To do: Would you please copy each line below that includes the string "Ortalama"?

Input data:
★ ★ ★ ★

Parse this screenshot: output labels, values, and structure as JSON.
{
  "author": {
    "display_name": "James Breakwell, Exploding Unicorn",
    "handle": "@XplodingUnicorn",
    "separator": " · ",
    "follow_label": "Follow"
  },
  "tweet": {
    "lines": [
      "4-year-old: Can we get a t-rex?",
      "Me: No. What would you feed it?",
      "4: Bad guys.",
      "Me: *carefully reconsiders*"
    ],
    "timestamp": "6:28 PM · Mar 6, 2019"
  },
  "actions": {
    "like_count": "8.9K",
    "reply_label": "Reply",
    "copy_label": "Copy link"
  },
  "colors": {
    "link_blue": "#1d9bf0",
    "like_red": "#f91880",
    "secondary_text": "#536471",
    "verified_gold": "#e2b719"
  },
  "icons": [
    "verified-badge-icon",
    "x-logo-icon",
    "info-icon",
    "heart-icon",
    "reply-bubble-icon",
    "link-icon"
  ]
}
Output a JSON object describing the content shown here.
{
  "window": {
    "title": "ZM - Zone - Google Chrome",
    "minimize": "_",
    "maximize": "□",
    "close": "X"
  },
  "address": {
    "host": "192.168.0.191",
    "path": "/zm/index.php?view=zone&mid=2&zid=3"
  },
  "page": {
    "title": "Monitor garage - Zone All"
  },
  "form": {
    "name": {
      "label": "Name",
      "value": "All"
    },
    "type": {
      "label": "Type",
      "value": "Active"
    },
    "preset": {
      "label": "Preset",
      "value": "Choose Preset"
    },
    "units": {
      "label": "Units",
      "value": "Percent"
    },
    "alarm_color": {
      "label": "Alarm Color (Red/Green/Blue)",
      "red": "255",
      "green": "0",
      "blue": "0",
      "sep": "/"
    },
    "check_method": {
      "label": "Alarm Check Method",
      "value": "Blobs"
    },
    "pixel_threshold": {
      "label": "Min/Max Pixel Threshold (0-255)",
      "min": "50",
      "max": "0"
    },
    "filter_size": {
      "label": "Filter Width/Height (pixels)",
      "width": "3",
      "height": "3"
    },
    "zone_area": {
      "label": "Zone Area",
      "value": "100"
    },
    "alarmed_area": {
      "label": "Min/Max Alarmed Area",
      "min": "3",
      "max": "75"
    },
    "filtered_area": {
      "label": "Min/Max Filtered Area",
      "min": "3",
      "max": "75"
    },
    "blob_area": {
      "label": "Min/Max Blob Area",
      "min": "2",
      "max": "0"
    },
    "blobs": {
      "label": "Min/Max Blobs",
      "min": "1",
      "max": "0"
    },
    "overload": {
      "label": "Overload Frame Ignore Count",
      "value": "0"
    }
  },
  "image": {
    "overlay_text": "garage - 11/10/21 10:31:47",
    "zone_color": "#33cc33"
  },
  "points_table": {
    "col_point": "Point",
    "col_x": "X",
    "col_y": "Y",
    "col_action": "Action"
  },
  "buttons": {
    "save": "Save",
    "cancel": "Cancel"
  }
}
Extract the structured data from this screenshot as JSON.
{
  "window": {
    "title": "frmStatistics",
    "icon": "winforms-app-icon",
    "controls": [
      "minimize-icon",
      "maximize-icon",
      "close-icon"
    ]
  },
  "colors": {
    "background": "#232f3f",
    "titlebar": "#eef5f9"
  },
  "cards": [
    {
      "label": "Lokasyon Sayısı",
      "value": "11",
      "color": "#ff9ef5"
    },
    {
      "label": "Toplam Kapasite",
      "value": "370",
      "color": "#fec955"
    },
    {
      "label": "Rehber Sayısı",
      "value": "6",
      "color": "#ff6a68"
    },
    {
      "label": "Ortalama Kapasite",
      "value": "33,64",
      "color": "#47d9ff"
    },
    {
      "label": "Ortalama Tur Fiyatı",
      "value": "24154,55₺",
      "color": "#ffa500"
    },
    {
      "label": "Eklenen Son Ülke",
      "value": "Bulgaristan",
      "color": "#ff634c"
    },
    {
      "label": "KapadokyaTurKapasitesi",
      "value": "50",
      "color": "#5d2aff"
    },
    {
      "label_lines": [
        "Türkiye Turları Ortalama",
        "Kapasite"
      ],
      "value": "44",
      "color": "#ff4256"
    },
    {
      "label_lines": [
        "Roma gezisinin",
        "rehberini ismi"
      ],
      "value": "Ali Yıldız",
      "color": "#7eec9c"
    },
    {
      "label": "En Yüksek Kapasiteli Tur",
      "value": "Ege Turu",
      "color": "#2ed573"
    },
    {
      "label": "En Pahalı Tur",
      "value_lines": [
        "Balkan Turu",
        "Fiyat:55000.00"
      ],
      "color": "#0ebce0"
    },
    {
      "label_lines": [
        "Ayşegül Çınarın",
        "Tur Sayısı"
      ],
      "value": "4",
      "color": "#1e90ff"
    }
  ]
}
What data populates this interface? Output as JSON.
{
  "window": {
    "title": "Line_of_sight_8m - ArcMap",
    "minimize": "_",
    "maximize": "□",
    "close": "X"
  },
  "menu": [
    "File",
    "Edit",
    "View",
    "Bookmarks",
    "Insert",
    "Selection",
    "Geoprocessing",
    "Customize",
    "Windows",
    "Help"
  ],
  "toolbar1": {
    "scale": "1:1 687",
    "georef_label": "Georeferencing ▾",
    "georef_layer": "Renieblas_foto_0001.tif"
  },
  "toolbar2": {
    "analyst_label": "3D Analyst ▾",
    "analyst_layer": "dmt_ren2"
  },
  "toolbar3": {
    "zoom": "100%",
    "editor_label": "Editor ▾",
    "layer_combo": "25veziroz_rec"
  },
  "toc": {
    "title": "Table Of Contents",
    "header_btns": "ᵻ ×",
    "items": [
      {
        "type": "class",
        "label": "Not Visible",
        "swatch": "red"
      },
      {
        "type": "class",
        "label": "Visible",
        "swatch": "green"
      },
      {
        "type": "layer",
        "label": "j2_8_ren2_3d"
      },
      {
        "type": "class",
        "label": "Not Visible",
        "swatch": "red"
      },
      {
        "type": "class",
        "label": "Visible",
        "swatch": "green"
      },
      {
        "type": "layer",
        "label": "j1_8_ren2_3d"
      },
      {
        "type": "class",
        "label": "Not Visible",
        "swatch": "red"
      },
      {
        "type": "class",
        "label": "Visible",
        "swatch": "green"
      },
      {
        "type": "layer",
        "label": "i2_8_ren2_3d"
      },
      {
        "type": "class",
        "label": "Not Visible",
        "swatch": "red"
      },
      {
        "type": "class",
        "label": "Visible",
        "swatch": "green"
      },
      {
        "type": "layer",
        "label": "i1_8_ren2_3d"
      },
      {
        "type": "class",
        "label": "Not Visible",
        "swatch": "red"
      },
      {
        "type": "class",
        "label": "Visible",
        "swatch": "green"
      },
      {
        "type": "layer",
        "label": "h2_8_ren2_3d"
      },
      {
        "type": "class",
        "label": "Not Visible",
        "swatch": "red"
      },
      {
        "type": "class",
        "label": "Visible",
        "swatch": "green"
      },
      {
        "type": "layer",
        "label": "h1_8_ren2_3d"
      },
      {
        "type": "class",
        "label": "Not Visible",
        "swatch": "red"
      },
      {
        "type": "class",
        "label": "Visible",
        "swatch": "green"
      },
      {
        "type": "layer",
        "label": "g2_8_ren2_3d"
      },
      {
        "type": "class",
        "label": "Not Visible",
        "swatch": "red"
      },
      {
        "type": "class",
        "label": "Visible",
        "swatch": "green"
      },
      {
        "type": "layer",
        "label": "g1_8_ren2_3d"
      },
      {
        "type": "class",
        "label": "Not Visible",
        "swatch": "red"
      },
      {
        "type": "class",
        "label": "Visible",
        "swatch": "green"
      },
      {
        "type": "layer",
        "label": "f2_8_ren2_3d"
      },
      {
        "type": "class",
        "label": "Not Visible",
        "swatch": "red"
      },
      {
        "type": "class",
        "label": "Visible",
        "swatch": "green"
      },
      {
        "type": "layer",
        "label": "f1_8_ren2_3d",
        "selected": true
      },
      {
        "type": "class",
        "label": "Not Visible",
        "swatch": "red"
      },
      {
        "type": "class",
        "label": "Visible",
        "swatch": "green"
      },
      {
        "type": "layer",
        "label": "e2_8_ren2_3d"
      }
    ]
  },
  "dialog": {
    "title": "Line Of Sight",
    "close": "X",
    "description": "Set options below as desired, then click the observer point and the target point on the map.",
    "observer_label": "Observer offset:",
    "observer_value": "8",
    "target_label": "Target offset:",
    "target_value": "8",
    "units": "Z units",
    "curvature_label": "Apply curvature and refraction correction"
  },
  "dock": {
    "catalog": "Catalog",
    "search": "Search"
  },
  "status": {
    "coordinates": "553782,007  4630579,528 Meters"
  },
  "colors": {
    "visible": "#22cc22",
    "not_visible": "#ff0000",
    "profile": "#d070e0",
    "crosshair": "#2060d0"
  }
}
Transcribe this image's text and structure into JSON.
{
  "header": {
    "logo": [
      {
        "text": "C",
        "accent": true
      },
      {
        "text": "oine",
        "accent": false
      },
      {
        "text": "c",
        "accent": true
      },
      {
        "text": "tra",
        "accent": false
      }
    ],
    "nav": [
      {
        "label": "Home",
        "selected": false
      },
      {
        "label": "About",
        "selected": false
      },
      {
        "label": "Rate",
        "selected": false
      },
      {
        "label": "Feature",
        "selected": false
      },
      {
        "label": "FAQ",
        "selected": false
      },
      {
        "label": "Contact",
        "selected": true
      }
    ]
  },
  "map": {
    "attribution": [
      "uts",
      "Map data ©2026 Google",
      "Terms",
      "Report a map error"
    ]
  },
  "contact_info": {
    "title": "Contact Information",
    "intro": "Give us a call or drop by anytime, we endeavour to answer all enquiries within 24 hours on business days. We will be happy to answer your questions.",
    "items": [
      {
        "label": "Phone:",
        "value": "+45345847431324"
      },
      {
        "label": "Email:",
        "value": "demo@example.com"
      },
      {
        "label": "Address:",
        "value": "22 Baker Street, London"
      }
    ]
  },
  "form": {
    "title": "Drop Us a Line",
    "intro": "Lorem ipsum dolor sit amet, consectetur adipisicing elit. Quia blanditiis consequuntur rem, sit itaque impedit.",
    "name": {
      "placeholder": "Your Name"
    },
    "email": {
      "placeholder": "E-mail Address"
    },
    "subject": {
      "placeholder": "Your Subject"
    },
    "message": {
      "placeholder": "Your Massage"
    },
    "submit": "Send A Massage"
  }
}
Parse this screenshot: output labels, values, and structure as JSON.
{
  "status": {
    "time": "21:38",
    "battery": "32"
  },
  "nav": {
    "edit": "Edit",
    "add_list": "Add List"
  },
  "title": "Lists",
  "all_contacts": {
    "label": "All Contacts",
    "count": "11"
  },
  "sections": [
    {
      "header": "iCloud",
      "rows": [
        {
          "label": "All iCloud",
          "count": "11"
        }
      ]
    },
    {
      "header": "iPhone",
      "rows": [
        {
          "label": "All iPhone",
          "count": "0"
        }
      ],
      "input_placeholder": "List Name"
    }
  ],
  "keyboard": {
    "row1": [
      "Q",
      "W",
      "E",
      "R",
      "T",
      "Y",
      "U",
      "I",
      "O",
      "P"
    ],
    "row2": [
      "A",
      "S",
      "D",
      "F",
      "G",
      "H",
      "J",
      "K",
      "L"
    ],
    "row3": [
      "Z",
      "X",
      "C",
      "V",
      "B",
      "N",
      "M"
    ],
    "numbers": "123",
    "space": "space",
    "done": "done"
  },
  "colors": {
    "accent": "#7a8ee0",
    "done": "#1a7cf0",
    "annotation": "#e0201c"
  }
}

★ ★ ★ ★

Exercise output:
      "label": "Ortalama Kapasite",
      "label": "Ortalama Tur Fiyatı",
        "Türkiye Turları Ortalama",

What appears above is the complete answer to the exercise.